***** Data in this exercise *****
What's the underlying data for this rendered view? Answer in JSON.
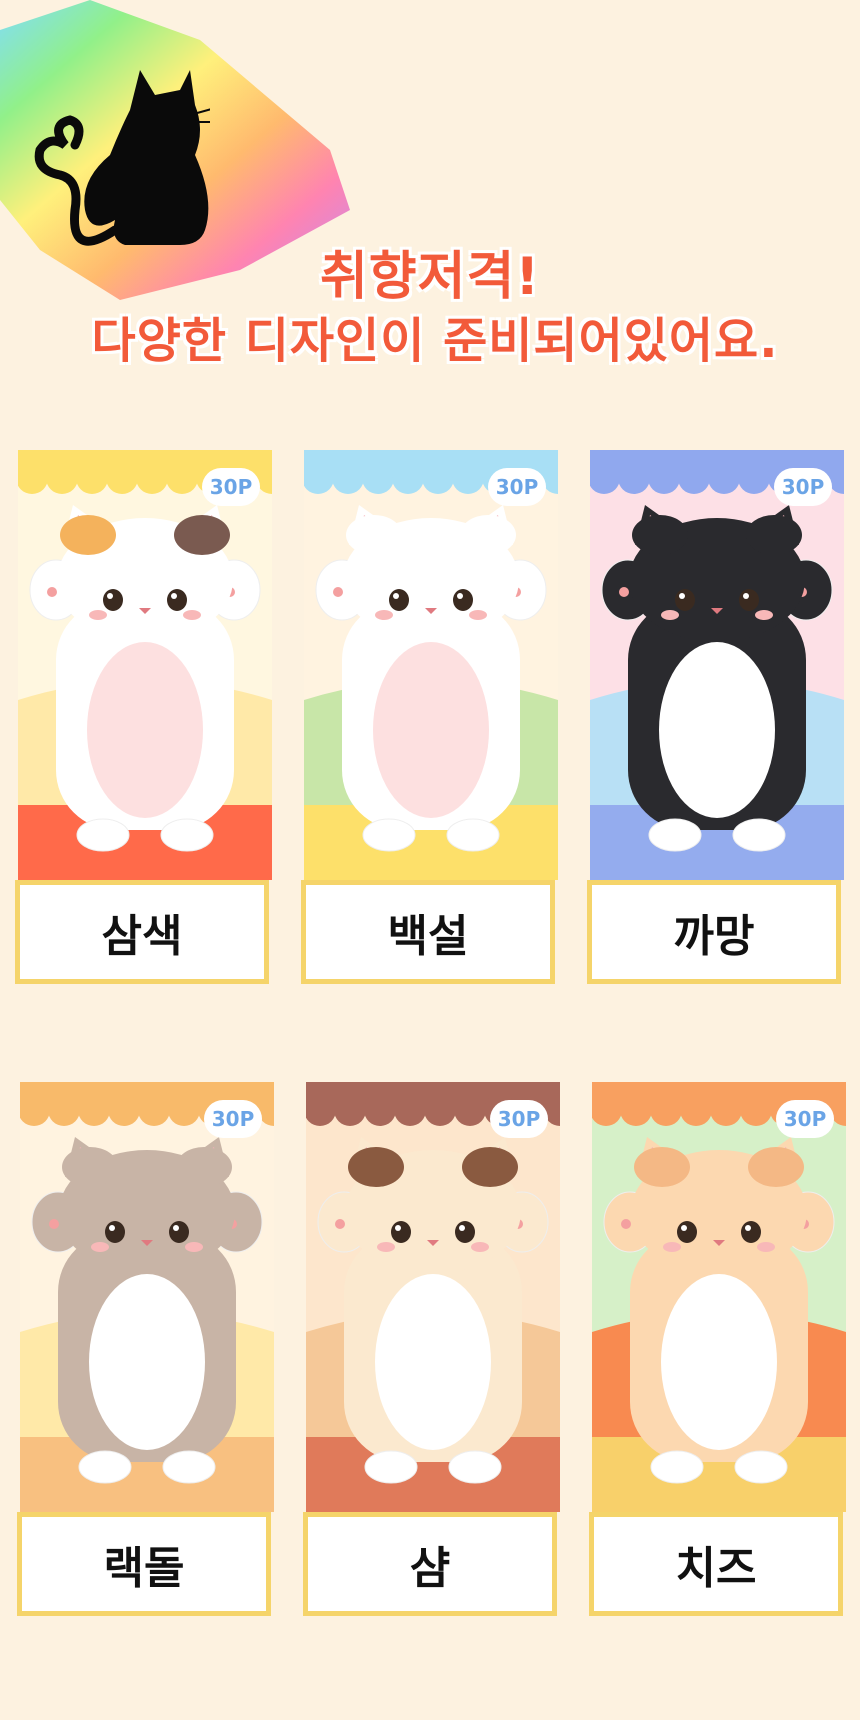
{
  "headline": {
    "line1": "취향저격!",
    "line2": "다양한 디자인이 준비되어있어요."
  },
  "cards": [
    {
      "name": "삼색",
      "badge": "30P",
      "theme": {
        "scallop": "#fde06a",
        "bg": [
          "#fff7e0",
          "#ffe9a8",
          "#ff6a4a"
        ],
        "fur": "#ffffff",
        "belly": "#fde0e0",
        "patch1": "#f4b25c",
        "patch2": "#7a5a50"
      }
    },
    {
      "name": "백설",
      "badge": "30P",
      "theme": {
        "scallop": "#a8dff5",
        "bg": [
          "#fff3e0",
          "#c8e6a8",
          "#fde06a"
        ],
        "fur": "#ffffff",
        "belly": "#fde0e0",
        "patch1": "#ffffff",
        "patch2": "#ffffff"
      }
    },
    {
      "name": "까망",
      "badge": "30P",
      "theme": {
        "scallop": "#90a8ee",
        "bg": [
          "#fde0e6",
          "#b8e0f5",
          "#94acee"
        ],
        "fur": "#2a2a2e",
        "belly": "#ffffff",
        "patch1": "#2a2a2e",
        "patch2": "#2a2a2e"
      }
    },
    {
      "name": "랙돌",
      "badge": "30P",
      "theme": {
        "scallop": "#f8ba6a",
        "bg": [
          "#fff3e0",
          "#ffe9a8",
          "#f8c080"
        ],
        "fur": "#c8b4a6",
        "belly": "#ffffff",
        "patch1": "#c8b4a6",
        "patch2": "#c8b4a6"
      }
    },
    {
      "name": "샴",
      "badge": "30P",
      "theme": {
        "scallop": "#a8685a",
        "bg": [
          "#fde6cc",
          "#f5c898",
          "#e07a5a"
        ],
        "fur": "#fbe9cf",
        "belly": "#ffffff",
        "patch1": "#8a5a40",
        "patch2": "#8a5a40"
      }
    },
    {
      "name": "치즈",
      "badge": "30P",
      "theme": {
        "scallop": "#f8a060",
        "bg": [
          "#d6f0c8",
          "#f88a50",
          "#f8d06a"
        ],
        "fur": "#fcd8b0",
        "belly": "#ffffff",
        "patch1": "#f4b885",
        "patch2": "#f4b885"
      }
    }
  ]
}
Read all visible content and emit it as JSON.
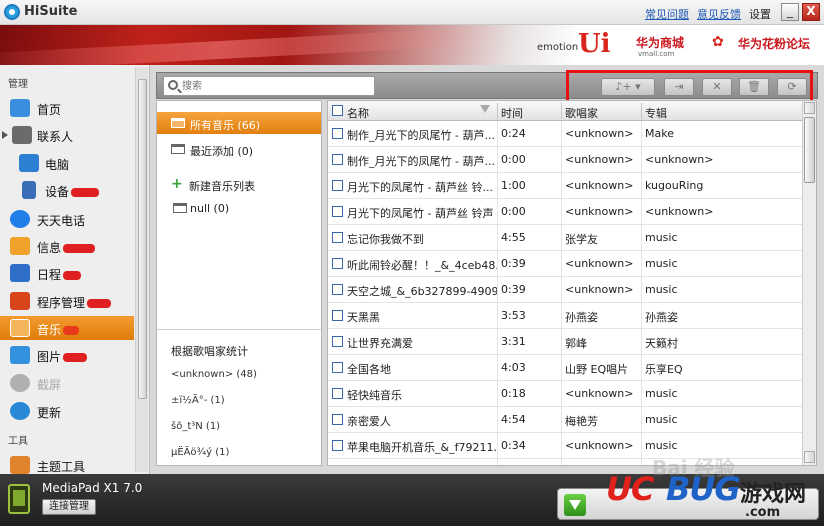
{
  "window": {
    "title": "HiSuite",
    "links": {
      "faq": "常见问题",
      "feedback": "意见反馈"
    },
    "settings": "设置",
    "minimize": "_",
    "close": "X"
  },
  "banner": {
    "emotion_text": "emotion",
    "ui_text": "Ui",
    "vmall": "华为商城",
    "vmall_sub": "vmall.com",
    "forum": "华为花粉论坛",
    "forum_logo": "✿"
  },
  "sidebar": {
    "section_manage": "管理",
    "section_tools": "工具",
    "items": [
      {
        "label": "首页",
        "icon": "home-icon",
        "color": "#3a8ee0"
      },
      {
        "label": "联系人",
        "icon": "contacts-icon",
        "color": "#6b6b6b"
      },
      {
        "label": "电脑",
        "icon": "computer-icon",
        "color": "#2d7fd4"
      },
      {
        "label": "设备",
        "icon": "phone-icon",
        "color": "#3a6fb8"
      },
      {
        "label": "天天电话",
        "icon": "call-icon",
        "color": "#1f7ee8"
      },
      {
        "label": "信息",
        "icon": "message-icon",
        "color": "#f0a22a"
      },
      {
        "label": "日程",
        "icon": "calendar-icon",
        "color": "#2f6fc9"
      },
      {
        "label": "程序管理",
        "icon": "apps-icon",
        "color": "#d8451b"
      },
      {
        "label": "音乐",
        "icon": "music-icon",
        "color": "#f6b45a"
      },
      {
        "label": "图片",
        "icon": "picture-icon",
        "color": "#3391e0"
      },
      {
        "label": "截屏",
        "icon": "screenshot-icon",
        "color": "#b0b0b0"
      },
      {
        "label": "更新",
        "icon": "update-icon",
        "color": "#2a88d8"
      },
      {
        "label": "主题工具",
        "icon": "theme-icon",
        "color": "#e0832a"
      }
    ]
  },
  "search": {
    "placeholder": "搜索"
  },
  "toolbar": {
    "import_label": "♪+ ▾",
    "export_label": "⇥",
    "delete_label": "✕",
    "trash_label": "🗑",
    "refresh_label": "⟳"
  },
  "playlists": {
    "all_music": "所有音乐 (66)",
    "recent": "最近添加 (0)",
    "new_playlist": "新建音乐列表",
    "null_list": "null (0)",
    "stats_title": "根据歌唱家统计",
    "artists": [
      "<unknown> (48)",
      "±ï½Ã°- (1)",
      "šõ_t³N (1)",
      "µËÃö¾ý (1)"
    ]
  },
  "table": {
    "headers": {
      "name": "名称",
      "time": "时间",
      "artist": "歌唱家",
      "album": "专辑"
    },
    "rows": [
      {
        "name": "制作_月光下的凤尾竹 - 葫芦...",
        "time": "0:24",
        "artist": "<unknown>",
        "album": "Make"
      },
      {
        "name": "制作_月光下的凤尾竹 - 葫芦...",
        "time": "0:00",
        "artist": "<unknown>",
        "album": "<unknown>"
      },
      {
        "name": "月光下的凤尾竹 - 葫芦丝 铃...",
        "time": "1:00",
        "artist": "<unknown>",
        "album": "kugouRing"
      },
      {
        "name": "月光下的凤尾竹 - 葫芦丝 铃声",
        "time": "0:00",
        "artist": "<unknown>",
        "album": "<unknown>"
      },
      {
        "name": "忘记你我做不到",
        "time": "4:55",
        "artist": "张学友",
        "album": "music"
      },
      {
        "name": "听此闹铃必醒！！_&_4ceb48...",
        "time": "0:39",
        "artist": "<unknown>",
        "album": "music"
      },
      {
        "name": "天空之城_&_6b327899-4909...",
        "time": "0:39",
        "artist": "<unknown>",
        "album": "music"
      },
      {
        "name": "天黑黑",
        "time": "3:53",
        "artist": "孙燕姿",
        "album": "孙燕姿"
      },
      {
        "name": "让世界充满爱",
        "time": "3:31",
        "artist": "郭峰",
        "album": "天籁村"
      },
      {
        "name": "全国各地",
        "time": "4:03",
        "artist": "山野 EQ唱片",
        "album": "乐享EQ"
      },
      {
        "name": "轻快纯音乐",
        "time": "0:18",
        "artist": "<unknown>",
        "album": "music"
      },
      {
        "name": "亲密爱人",
        "time": "4:54",
        "artist": "梅艳芳",
        "album": "music"
      },
      {
        "name": "苹果电脑开机音乐_&_f79211...",
        "time": "0:34",
        "artist": "<unknown>",
        "album": "music"
      }
    ]
  },
  "device": {
    "name": "MediaPad X1 7.0",
    "connect_label": "连接管理"
  },
  "watermark": {
    "uc": "UC",
    "bug": "BUG",
    "game": "游戏网",
    "com": ".com",
    "baidu": "Bai 经验"
  },
  "colors": {
    "accent": "#e88a16",
    "banner_red": "#c0221b",
    "highlight": "#e81010"
  }
}
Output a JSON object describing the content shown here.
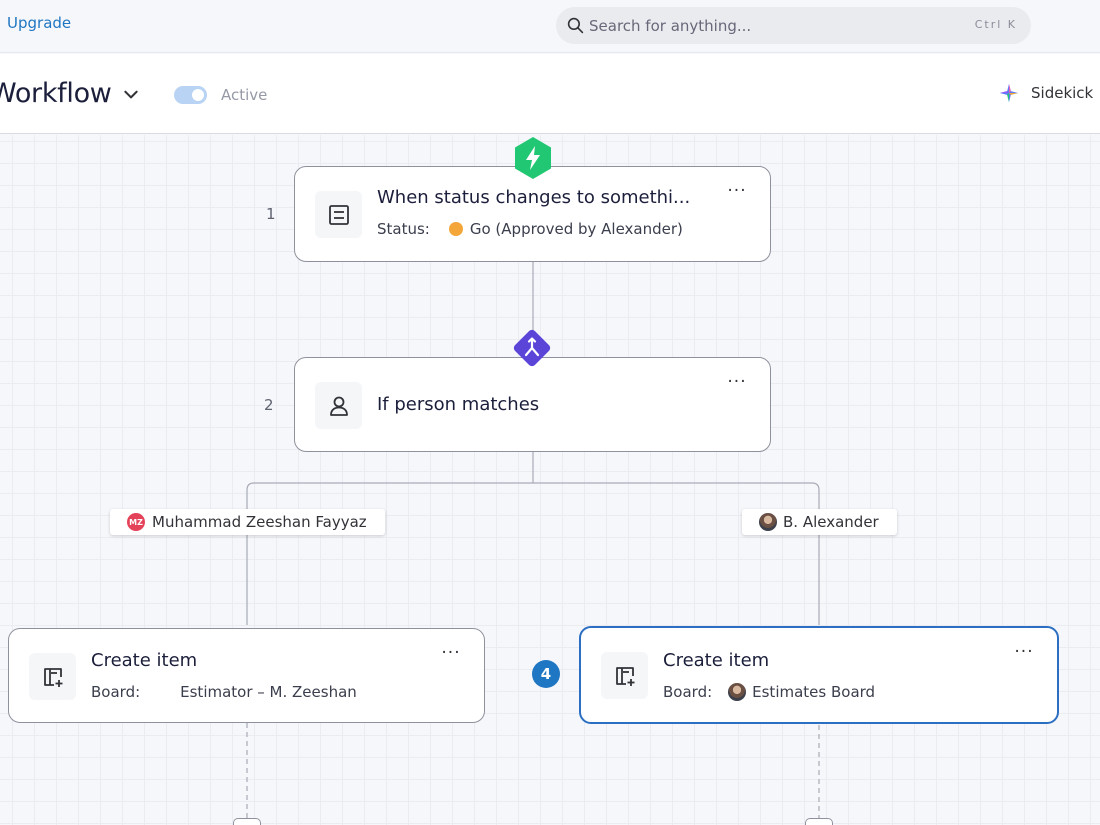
{
  "topbar": {
    "upgrade_label": "Upgrade",
    "search_placeholder": "Search for anything...",
    "search_shortcut": "Ctrl K"
  },
  "header": {
    "title": "Workflow",
    "toggle_state": "on",
    "active_label": "Active",
    "sidekick_label": "Sidekick"
  },
  "workflow": {
    "steps": [
      {
        "number": "1",
        "title": "When status changes to somethi...",
        "sub_label": "Status:",
        "sub_value": "Go (Approved by Alexander)",
        "status_color": "#f5a638",
        "icon": "table-icon",
        "badge_icon": "lightning-icon",
        "badge_color": "#22c773"
      },
      {
        "number": "2",
        "title": "If person matches",
        "icon": "person-icon",
        "badge_icon": "branch-icon",
        "badge_color": "#5b44d8"
      }
    ],
    "branches": [
      {
        "person": "Muhammad Zeeshan Fayyaz",
        "avatar_initials": "MZ",
        "avatar_color": "#e44258",
        "action": {
          "title": "Create item",
          "sub_label": "Board:",
          "sub_value": "Estimator – M. Zeeshan",
          "icon": "create-item-icon"
        }
      },
      {
        "person": "B. Alexander",
        "avatar": "photo",
        "step_number": "4",
        "selected": true,
        "action": {
          "title": "Create item",
          "sub_label": "Board:",
          "sub_value": "Estimates Board",
          "icon": "create-item-icon"
        }
      }
    ],
    "more_label": "···"
  },
  "colors": {
    "accent": "#1f76c2",
    "selected_border": "#2c6fc2"
  }
}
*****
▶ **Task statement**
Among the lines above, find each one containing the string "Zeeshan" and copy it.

▶ **Final answer**
        "person": "Muhammad Zeeshan Fayyaz",
          "sub_value": "Estimator – M. Zeeshan",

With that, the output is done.